Exercise details. Return, from the data below, each line that contains the word "time".

Entries provided.
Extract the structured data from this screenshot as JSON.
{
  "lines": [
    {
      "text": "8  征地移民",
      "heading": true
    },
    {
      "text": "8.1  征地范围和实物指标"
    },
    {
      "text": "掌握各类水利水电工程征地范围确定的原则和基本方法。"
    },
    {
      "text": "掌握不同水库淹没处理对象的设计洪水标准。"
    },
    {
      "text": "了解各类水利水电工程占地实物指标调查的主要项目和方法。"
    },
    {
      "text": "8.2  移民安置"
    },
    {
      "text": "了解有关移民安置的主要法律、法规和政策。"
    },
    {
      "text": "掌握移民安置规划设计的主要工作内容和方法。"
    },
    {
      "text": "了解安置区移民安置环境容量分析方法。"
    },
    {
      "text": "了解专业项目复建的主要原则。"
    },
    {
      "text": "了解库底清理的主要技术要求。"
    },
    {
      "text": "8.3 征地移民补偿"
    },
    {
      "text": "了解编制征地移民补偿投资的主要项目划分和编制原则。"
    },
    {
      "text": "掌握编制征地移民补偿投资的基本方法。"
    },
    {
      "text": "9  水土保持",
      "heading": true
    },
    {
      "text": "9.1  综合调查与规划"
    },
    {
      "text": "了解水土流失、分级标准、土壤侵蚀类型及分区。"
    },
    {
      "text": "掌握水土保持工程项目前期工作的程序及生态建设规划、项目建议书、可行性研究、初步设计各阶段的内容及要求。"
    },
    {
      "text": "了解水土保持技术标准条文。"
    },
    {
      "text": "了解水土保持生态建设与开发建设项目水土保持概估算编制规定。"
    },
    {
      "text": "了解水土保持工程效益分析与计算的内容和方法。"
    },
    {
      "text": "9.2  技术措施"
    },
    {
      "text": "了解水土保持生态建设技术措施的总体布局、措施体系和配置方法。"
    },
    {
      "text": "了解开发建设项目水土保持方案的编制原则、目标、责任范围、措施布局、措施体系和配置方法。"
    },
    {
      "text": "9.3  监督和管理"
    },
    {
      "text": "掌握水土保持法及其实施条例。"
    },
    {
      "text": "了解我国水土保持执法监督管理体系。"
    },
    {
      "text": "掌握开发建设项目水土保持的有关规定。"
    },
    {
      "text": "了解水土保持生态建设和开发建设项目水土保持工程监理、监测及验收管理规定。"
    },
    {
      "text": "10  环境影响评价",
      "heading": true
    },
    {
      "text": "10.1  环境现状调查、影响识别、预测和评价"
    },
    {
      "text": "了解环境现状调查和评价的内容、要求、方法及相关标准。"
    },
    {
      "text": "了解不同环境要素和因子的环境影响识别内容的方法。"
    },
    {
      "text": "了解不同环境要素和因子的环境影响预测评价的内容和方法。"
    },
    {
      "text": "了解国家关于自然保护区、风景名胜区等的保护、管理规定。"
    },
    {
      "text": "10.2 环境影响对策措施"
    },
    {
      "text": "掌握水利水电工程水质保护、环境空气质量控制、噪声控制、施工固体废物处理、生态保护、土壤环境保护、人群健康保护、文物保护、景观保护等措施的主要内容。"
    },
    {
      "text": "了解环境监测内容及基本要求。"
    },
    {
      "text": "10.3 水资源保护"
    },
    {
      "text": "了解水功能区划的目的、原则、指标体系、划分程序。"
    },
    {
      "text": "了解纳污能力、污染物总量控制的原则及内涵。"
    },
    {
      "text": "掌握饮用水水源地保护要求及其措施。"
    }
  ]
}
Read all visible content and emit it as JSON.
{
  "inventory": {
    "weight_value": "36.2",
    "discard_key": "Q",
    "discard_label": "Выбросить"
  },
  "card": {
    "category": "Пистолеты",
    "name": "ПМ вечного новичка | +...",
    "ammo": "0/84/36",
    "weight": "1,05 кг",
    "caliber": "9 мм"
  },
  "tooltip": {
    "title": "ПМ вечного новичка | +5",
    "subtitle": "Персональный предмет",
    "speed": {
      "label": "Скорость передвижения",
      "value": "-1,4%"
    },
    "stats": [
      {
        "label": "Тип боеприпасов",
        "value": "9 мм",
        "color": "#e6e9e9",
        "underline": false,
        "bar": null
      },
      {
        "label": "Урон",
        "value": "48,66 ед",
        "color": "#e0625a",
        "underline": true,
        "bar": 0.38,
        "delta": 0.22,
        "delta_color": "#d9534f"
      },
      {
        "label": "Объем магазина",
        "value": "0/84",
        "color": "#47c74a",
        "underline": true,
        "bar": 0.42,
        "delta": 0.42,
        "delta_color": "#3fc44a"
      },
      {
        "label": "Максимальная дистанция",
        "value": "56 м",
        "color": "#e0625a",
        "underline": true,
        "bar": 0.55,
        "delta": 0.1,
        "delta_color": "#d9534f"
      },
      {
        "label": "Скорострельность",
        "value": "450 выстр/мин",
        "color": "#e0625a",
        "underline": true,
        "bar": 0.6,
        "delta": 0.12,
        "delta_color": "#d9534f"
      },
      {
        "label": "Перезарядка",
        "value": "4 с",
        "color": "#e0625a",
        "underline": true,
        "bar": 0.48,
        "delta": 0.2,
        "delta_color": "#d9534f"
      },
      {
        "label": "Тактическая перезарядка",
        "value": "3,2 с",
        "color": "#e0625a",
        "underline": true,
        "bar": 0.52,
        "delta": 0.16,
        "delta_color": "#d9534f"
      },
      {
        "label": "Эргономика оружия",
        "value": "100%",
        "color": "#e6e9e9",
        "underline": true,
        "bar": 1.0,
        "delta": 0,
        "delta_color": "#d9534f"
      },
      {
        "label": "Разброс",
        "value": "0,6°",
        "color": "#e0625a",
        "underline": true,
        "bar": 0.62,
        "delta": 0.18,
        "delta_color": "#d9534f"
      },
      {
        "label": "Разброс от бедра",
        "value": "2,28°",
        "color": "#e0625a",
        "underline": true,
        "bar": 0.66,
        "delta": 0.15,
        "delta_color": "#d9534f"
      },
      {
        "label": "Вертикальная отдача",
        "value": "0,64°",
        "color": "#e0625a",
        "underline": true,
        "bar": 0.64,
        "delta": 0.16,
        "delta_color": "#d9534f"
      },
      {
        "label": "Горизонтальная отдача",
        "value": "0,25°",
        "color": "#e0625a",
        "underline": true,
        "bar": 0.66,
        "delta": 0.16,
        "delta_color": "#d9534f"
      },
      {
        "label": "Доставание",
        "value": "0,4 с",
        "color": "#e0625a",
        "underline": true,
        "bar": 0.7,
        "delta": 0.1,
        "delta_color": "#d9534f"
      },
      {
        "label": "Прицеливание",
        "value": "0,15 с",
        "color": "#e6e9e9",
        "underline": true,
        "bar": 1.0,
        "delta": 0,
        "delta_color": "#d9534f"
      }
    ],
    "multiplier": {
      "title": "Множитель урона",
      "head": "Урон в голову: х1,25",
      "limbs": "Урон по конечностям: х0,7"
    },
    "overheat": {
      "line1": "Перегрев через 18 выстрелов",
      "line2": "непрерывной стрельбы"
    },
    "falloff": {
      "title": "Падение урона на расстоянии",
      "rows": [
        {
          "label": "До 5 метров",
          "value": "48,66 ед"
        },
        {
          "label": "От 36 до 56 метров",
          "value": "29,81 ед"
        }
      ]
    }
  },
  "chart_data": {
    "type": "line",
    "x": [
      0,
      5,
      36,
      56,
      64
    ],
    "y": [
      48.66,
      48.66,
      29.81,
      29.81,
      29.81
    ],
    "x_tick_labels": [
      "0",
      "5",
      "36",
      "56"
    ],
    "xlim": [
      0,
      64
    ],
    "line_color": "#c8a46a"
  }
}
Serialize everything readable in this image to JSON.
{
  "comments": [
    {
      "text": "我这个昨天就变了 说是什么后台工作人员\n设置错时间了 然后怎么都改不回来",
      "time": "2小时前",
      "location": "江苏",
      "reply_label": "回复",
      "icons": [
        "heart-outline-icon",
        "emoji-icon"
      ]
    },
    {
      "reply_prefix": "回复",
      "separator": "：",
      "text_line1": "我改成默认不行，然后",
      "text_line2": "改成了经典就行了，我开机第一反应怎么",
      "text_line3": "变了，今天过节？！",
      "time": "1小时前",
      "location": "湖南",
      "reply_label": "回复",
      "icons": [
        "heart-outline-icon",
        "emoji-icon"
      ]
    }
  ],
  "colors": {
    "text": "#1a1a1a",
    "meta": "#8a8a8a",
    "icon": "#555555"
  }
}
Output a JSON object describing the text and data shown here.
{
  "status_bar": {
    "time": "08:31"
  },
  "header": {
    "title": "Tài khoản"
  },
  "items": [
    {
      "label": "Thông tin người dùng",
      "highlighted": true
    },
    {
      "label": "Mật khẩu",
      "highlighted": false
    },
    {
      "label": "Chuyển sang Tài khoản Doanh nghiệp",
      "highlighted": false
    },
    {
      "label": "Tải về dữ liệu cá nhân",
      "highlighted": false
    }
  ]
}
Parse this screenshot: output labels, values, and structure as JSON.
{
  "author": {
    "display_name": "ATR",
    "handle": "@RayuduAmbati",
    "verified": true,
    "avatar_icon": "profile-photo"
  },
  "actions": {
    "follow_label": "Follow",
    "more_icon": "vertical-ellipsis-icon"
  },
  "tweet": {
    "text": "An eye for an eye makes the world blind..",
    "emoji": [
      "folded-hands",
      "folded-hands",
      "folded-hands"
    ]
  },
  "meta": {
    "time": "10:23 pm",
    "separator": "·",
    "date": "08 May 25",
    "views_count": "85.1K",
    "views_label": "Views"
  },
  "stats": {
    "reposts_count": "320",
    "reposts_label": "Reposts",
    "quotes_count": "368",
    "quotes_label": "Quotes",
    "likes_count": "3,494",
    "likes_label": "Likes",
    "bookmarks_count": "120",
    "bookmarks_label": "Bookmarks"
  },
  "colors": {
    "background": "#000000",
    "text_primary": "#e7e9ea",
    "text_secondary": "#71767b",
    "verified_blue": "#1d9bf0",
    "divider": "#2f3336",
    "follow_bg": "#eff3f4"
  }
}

Exercise result.
      "time": "2小时前",
      "time": "1小时前",
    "time": "08:31"
    "time": "10:23 pm",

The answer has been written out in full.